Dirty Little Secrets
by Walt Benjamin and Bert Brecht

Instead of asking, "What is the attitude of a work to the relations of production in its time? Does it accept them, is it reactionary -- or does it aim at overthrowing them, is it revolutionary?" -- instead of these questions, or at any rate before them, we should like to propose another. Rather than ask, "What is the attitude of a work to the relation of production in its times," we would like to ask, "What is its position in them?" This question directly concerns the function the work of art has within the literary relations of production of its time. It is concerned, in other words, directly with the literary techniques of works.

In bringing up technique, we have named the concept that makes literary products directly accessible to a social, and therefore a networked analysis. At the same time, the concept of technique provides the dialectical starting point from which the unfruitful antithesis of form and content can be surpassed. Whereas those of us immersed in the revolutionary changes taking place in our culture can not accept the businessman's off-the-cuff response to literary production as just so much content, we also refuse to submit to the conventional academic's tendency to specialize and consequently pigeonhole certain art forms as more worthy than others. All engaged cyborgs on the Net see these crony practices as minor attempts by individual careerists who are desperately trying to create their own value within network culture. To this, the Alt-X writers and the work they produce seem to yell a collective "Enough! Stop the farce!" And who can blame them, for clearly it is projects such as theirs that not only talk the talk, but sexily walk the walk.

For as writing gains in breadth what it loses in depth, the conventional distinction between author and public, which is upheld by the commercial presses, begins in network culture to disappear. For the reader is at all times ready to become a writer, that is, a cyborg-narrator whose sampled and manipulated bits of digital data are ready to be instantaneously teleported into cyberspace. As an expert navigator, the cyborg-narrator gains access to what we once called authorship but what now, in a world facilitated by an unstoppable technological advancement, has become a node of network-potential.

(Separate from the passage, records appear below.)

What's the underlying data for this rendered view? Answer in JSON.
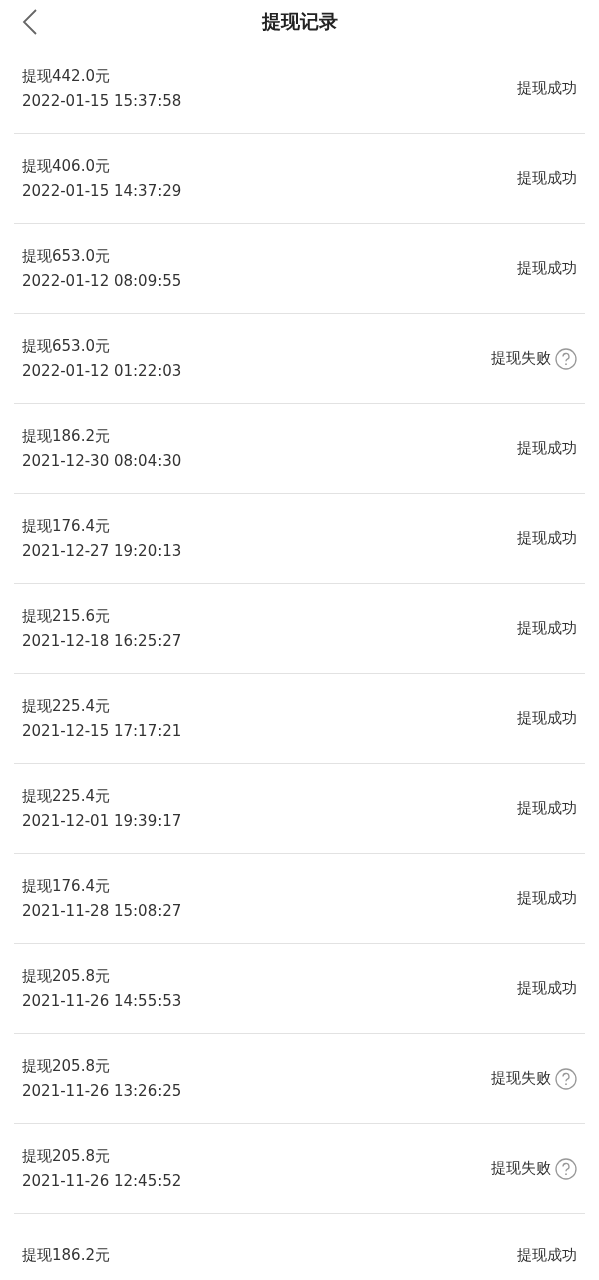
{
  "header": {
    "title": "提现记录"
  },
  "records": [
    {
      "amount": "提现442.0元",
      "time": "2022-01-15 15:37:58",
      "status": "提现成功",
      "kind": "success"
    },
    {
      "amount": "提现406.0元",
      "time": "2022-01-15 14:37:29",
      "status": "提现成功",
      "kind": "success"
    },
    {
      "amount": "提现653.0元",
      "time": "2022-01-12 08:09:55",
      "status": "提现成功",
      "kind": "success"
    },
    {
      "amount": "提现653.0元",
      "time": "2022-01-12 01:22:03",
      "status": "提现失败",
      "kind": "failed"
    },
    {
      "amount": "提现186.2元",
      "time": "2021-12-30 08:04:30",
      "status": "提现成功",
      "kind": "success"
    },
    {
      "amount": "提现176.4元",
      "time": "2021-12-27 19:20:13",
      "status": "提现成功",
      "kind": "success"
    },
    {
      "amount": "提现215.6元",
      "time": "2021-12-18 16:25:27",
      "status": "提现成功",
      "kind": "success"
    },
    {
      "amount": "提现225.4元",
      "time": "2021-12-15 17:17:21",
      "status": "提现成功",
      "kind": "success"
    },
    {
      "amount": "提现225.4元",
      "time": "2021-12-01 19:39:17",
      "status": "提现成功",
      "kind": "success"
    },
    {
      "amount": "提现176.4元",
      "time": "2021-11-28 15:08:27",
      "status": "提现成功",
      "kind": "success"
    },
    {
      "amount": "提现205.8元",
      "time": "2021-11-26 14:55:53",
      "status": "提现成功",
      "kind": "success"
    },
    {
      "amount": "提现205.8元",
      "time": "2021-11-26 13:26:25",
      "status": "提现失败",
      "kind": "failed"
    },
    {
      "amount": "提现205.8元",
      "time": "2021-11-26 12:45:52",
      "status": "提现失败",
      "kind": "failed"
    },
    {
      "amount": "提现186.2元",
      "status": "提现成功",
      "kind": "success"
    }
  ]
}
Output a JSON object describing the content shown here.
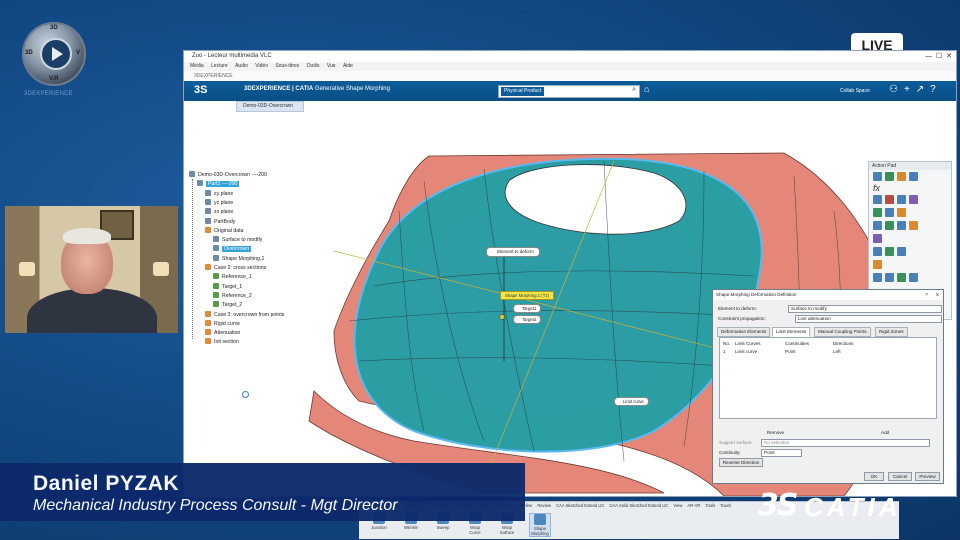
{
  "overlay": {
    "brand_caption": "3DEXPERIENCE",
    "logo_letters": {
      "top": "3D",
      "right": "V",
      "bottom": "V,R",
      "left": "3D"
    },
    "live_label": "LIVE",
    "presenter_name": "Daniel PYZAK",
    "presenter_role": "Mechanical Industry Process Consult - Mgt Director",
    "catia_symbol": "3S",
    "catia_wordmark": "CATIA"
  },
  "window": {
    "title": "Zuo - Lecteur multimedia VLC",
    "menu": [
      "Média",
      "Lecture",
      "Audio",
      "Vidéo",
      "Sous-titres",
      "Outils",
      "Vue",
      "Aide"
    ],
    "address": "3DEXPERIENCE",
    "app_title_bold": "3DEXPERIENCE | CATIA",
    "app_title_rest": " Generative Shape Morphing",
    "search_scope": "Physical Product",
    "collab_space": "Collab Space",
    "doc_tab": "Demo-03D-Overcrown"
  },
  "tree": [
    {
      "label": "Demo-03D-Overcrown ----200",
      "indent": 0,
      "kind": "root"
    },
    {
      "label": "Part1 ----200",
      "indent": 1,
      "kind": "sel"
    },
    {
      "label": "xy plane",
      "indent": 2,
      "kind": "plane"
    },
    {
      "label": "yz plane",
      "indent": 2,
      "kind": "plane"
    },
    {
      "label": "zx plane",
      "indent": 2,
      "kind": "plane"
    },
    {
      "label": "PartBody",
      "indent": 2,
      "kind": "body"
    },
    {
      "label": "Original data",
      "indent": 2,
      "kind": "set"
    },
    {
      "label": "Surface to modify",
      "indent": 3,
      "kind": "surf"
    },
    {
      "label": "Overcrown",
      "indent": 3,
      "kind": "sel"
    },
    {
      "label": "Shape Morphing.1",
      "indent": 3,
      "kind": "feat"
    },
    {
      "label": "Case 2: cross sections",
      "indent": 2,
      "kind": "set"
    },
    {
      "label": "Reference_1",
      "indent": 3,
      "kind": "curve"
    },
    {
      "label": "Target_1",
      "indent": 3,
      "kind": "curve"
    },
    {
      "label": "Reference_2",
      "indent": 3,
      "kind": "curve"
    },
    {
      "label": "Target_2",
      "indent": 3,
      "kind": "curve"
    },
    {
      "label": "Case 3: overcrown from points",
      "indent": 2,
      "kind": "set"
    },
    {
      "label": "Rigid curve",
      "indent": 2,
      "kind": "set"
    },
    {
      "label": "Attenuation",
      "indent": 2,
      "kind": "set"
    },
    {
      "label": "Init section",
      "indent": 2,
      "kind": "set"
    }
  ],
  "scene_labels": {
    "element_to_deform": "Element to deform",
    "shape_label": "Shape Morphing.1 (T1)",
    "target1": "Target1",
    "target2": "Target2",
    "limit_curve": "Limit curve"
  },
  "action_pad": {
    "title": "Action Pad",
    "fx": "fx"
  },
  "dialog": {
    "title": "Shape Morphing Deformation Definition",
    "help": "?",
    "close": "X",
    "element_label": "Element to deform:",
    "element_value": "Surface to modify",
    "constraint_label": "Constraint propagation:",
    "constraint_value": "Line attenuation",
    "tabs": [
      "Deformation Elements",
      "Limit Elements",
      "Manual Coupling Points",
      "Rigid Zones"
    ],
    "columns": [
      "No.",
      "Limit Curves",
      "Continuities",
      "Directions"
    ],
    "row": [
      "1",
      "Limit curve",
      "Point",
      "Left"
    ],
    "remove": "Remove",
    "add": "Add",
    "support_label": "Support surface:",
    "support_value": "No selection",
    "continuity_label": "Continuity:",
    "continuity_value": "Point",
    "reverse": "Reverse Direction",
    "ok": "OK",
    "cancel": "Cancel",
    "preview": "Preview"
  },
  "toolbar": {
    "tabs": [
      "Standard",
      "Essentials",
      "Morphing",
      "Wireframe",
      "Surface",
      "Volume",
      "Transform",
      "Refine",
      "Review",
      "CAA Sketched Extend UC",
      "CAA Solid Sketched Extend UC",
      "View",
      "AR-VR",
      "Tools",
      "Touch"
    ],
    "active_tab": 2,
    "tools": [
      "Junction",
      "Wrinkle",
      "Sweep",
      "Wrap Curve",
      "Wrap Surface",
      "Shape Morphing"
    ]
  },
  "colors": {
    "background": "#134a86",
    "catia_bar": "#0b5c99",
    "surface_pink": "#e58778",
    "surface_teal": "#2a9ea3",
    "banner": "#0c2a6b"
  }
}
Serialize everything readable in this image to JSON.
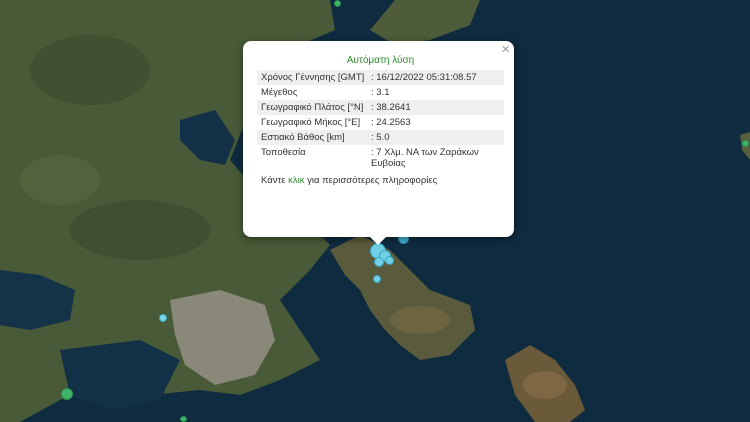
{
  "popup": {
    "title": "Αυτόματη λύση",
    "close_symbol": "×",
    "rows": [
      {
        "label": "Χρόνος Γέννησης [GMT]",
        "value": ": 16/12/2022 05:31:08.57"
      },
      {
        "label": "Μέγεθος",
        "value": ": 3.1"
      },
      {
        "label": "Γεωγραφικό Πλάτος [°N]",
        "value": ": 38.2641"
      },
      {
        "label": "Γεωγραφικό Μήκος [°E]",
        "value": ": 24.2563"
      },
      {
        "label": "Εστιακό Βάθος [km]",
        "value": ": 5.0"
      },
      {
        "label": "Τοποθεσία",
        "value": ": 7 Χλμ. ΝΑ των Ζαράκων Ευβοίας"
      }
    ],
    "more_prefix": "Κάντε ",
    "more_link": "κλικ",
    "more_suffix": " για περισσότερες πληροφορίες"
  },
  "colors": {
    "sea": "#0f2b3f",
    "land": "#4a5a38",
    "urban": "#8a8878",
    "marker_recent": "#7fd6e8",
    "marker_older": "#3fb56a",
    "popup_accent": "#2e8b2e"
  }
}
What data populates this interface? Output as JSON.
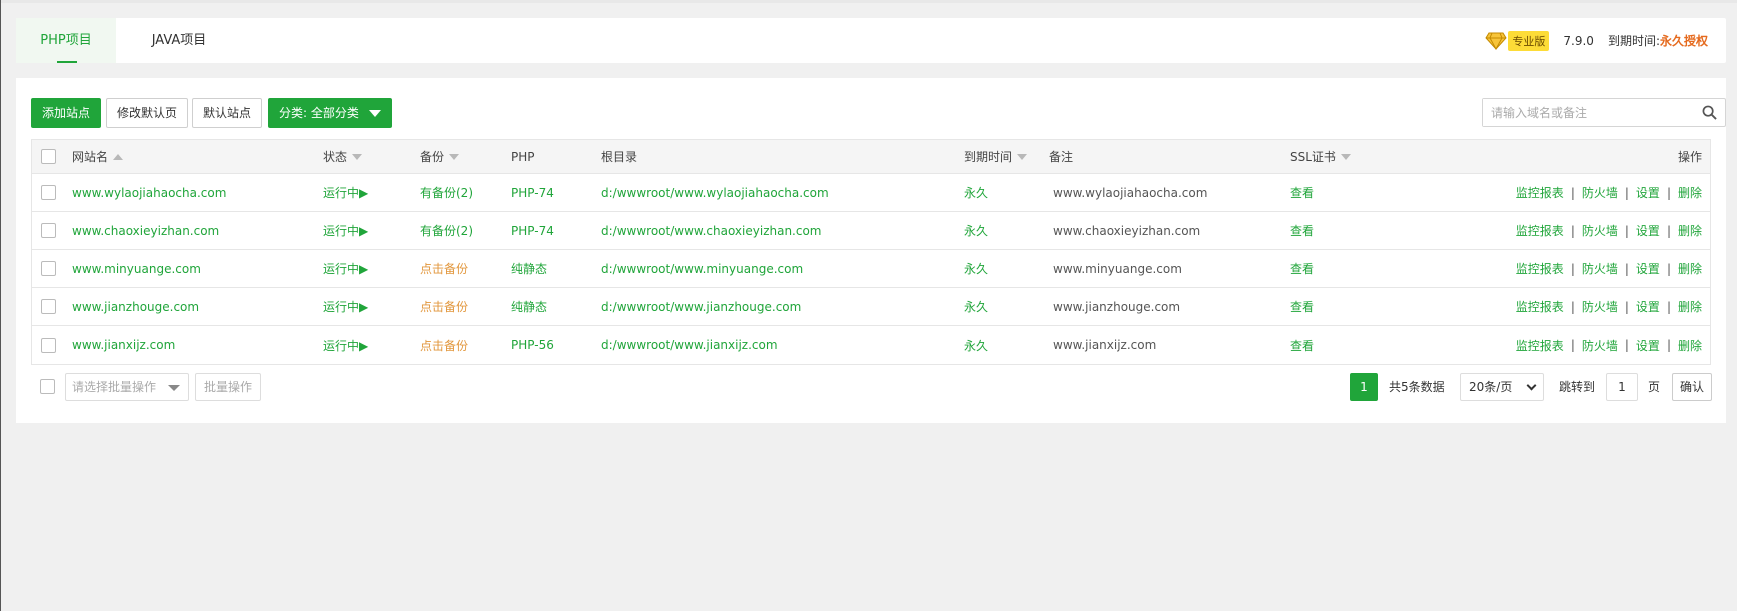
{
  "tabs": {
    "php": "PHP项目",
    "java": "JAVA项目"
  },
  "pro": {
    "badge": "专业版",
    "version": "7.9.0",
    "expire_label": "到期时间:",
    "expire_value": "永久授权"
  },
  "toolbar": {
    "add_site": "添加站点",
    "modify_default_page": "修改默认页",
    "default_site": "默认站点",
    "category": "分类: 全部分类",
    "search_placeholder": "请输入域名或备注"
  },
  "table": {
    "headers": {
      "site": "网站名",
      "status": "状态",
      "backup": "备份",
      "php": "PHP",
      "root": "根目录",
      "expire": "到期时间",
      "remark": "备注",
      "ssl": "SSL证书",
      "ops": "操作"
    },
    "ops": {
      "monitor": "监控报表",
      "firewall": "防火墙",
      "settings": "设置",
      "delete": "删除",
      "sep": "|"
    },
    "rows": [
      {
        "site": "www.wylaojiahaocha.com",
        "status": "运行中▶",
        "backup": "有备份(2)",
        "php": "PHP-74",
        "root": "d:/wwwroot/www.wylaojiahaocha.com",
        "expire": "永久",
        "remark": "www.wylaojiahaocha.com",
        "ssl": "查看"
      },
      {
        "site": "www.chaoxieyizhan.com",
        "status": "运行中▶",
        "backup": "有备份(2)",
        "php": "PHP-74",
        "root": "d:/wwwroot/www.chaoxieyizhan.com",
        "expire": "永久",
        "remark": "www.chaoxieyizhan.com",
        "ssl": "查看"
      },
      {
        "site": "www.minyuange.com",
        "status": "运行中▶",
        "backup": "点击备份",
        "php": "纯静态",
        "root": "d:/wwwroot/www.minyuange.com",
        "expire": "永久",
        "remark": "www.minyuange.com",
        "ssl": "查看"
      },
      {
        "site": "www.jianzhouge.com",
        "status": "运行中▶",
        "backup": "点击备份",
        "php": "纯静态",
        "root": "d:/wwwroot/www.jianzhouge.com",
        "expire": "永久",
        "remark": "www.jianzhouge.com",
        "ssl": "查看"
      },
      {
        "site": "www.jianxijz.com",
        "status": "运行中▶",
        "backup": "点击备份",
        "php": "PHP-56",
        "root": "d:/wwwroot/www.jianxijz.com",
        "expire": "永久",
        "remark": "www.jianxijz.com",
        "ssl": "查看"
      }
    ]
  },
  "footer": {
    "batch_placeholder": "请选择批量操作",
    "batch_button": "批量操作",
    "current_page": "1",
    "total": "共5条数据",
    "per_page": "20条/页",
    "jump_label": "跳转到",
    "jump_value": "1",
    "page_label": "页",
    "confirm": "确认"
  },
  "colors": {
    "accent": "#20a53a",
    "backup_pending": "#e2973d",
    "expire_highlight": "#e56a1e"
  }
}
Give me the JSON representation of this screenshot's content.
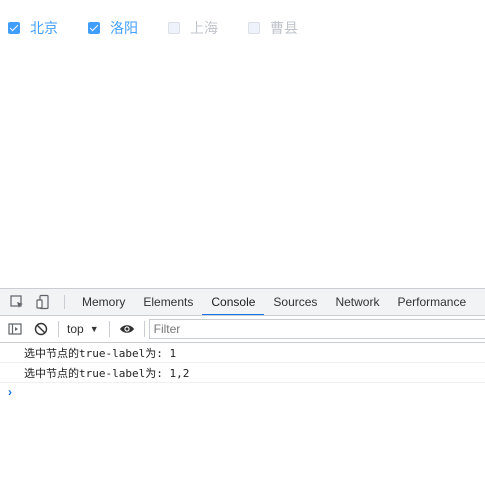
{
  "checkboxes": [
    {
      "label": "北京",
      "state": "checked"
    },
    {
      "label": "洛阳",
      "state": "checked"
    },
    {
      "label": "上海",
      "state": "disabled"
    },
    {
      "label": "曹县",
      "state": "disabled"
    }
  ],
  "devtools": {
    "tabs": [
      "Memory",
      "Elements",
      "Console",
      "Sources",
      "Network",
      "Performance"
    ],
    "active_tab": "Console",
    "context": "top",
    "filter_placeholder": "Filter",
    "console_lines": [
      "选中节点的true-label为: 1",
      "选中节点的true-label为: 1,2"
    ],
    "prompt": "›"
  },
  "colors": {
    "accent": "#409eff",
    "disabled_text": "#c0c4cc",
    "devtools_tab_indicator": "#1a73e8"
  },
  "icons": [
    "inspect-element-icon",
    "device-toggle-icon",
    "sidebar-toggle-icon",
    "clear-console-icon",
    "eye-icon",
    "caret-down-icon"
  ]
}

Literary art, then, is no longer founded on specialized knowledge but, rather, on polytechnic performance, and is now public property.

The publication of Dirty Desires in a rapidly evolving networked environment, occurs at a time when the composition of literary art no longer need be an individual experience. By networking the various writings presented here, this alien node called Alt-X has launched a cluster of hyperrhetorical formations that challenge us all to transform the old publication models most of our institutions seem permanently tied to.

The Do-It-Yourself gesture of this publication signals yet another advance in cyberspace. What the Alt-X network is saying to us is that we are adults, we can think what we want, we refuse to allow a small majority of extremists to limit our freedom of expression in the vast realms of cyberspace, and, most importantly, our shared language of desire is coded in an unknown script that even the greatest of hackers can't break into. As you will soon see, this collection of polymorphously perverse stories is a celebration of the ignited human imagination reveling in its post-apocalyptic pleasure.

As our friend William Burroughs said in an interview with Allen Ginsberg, our planet has been invaded by Venutians. Their goal is planetary takeover so as to exterminate the race. We can not let this happen. They have tried this tactic before. It was a gross attempt at dissoluting the spirit. Their motto was "Kill their spirit and the rest will follow." What the writers here are saying is to the point: follow your spirit and let our collective desire inhabit the dirt.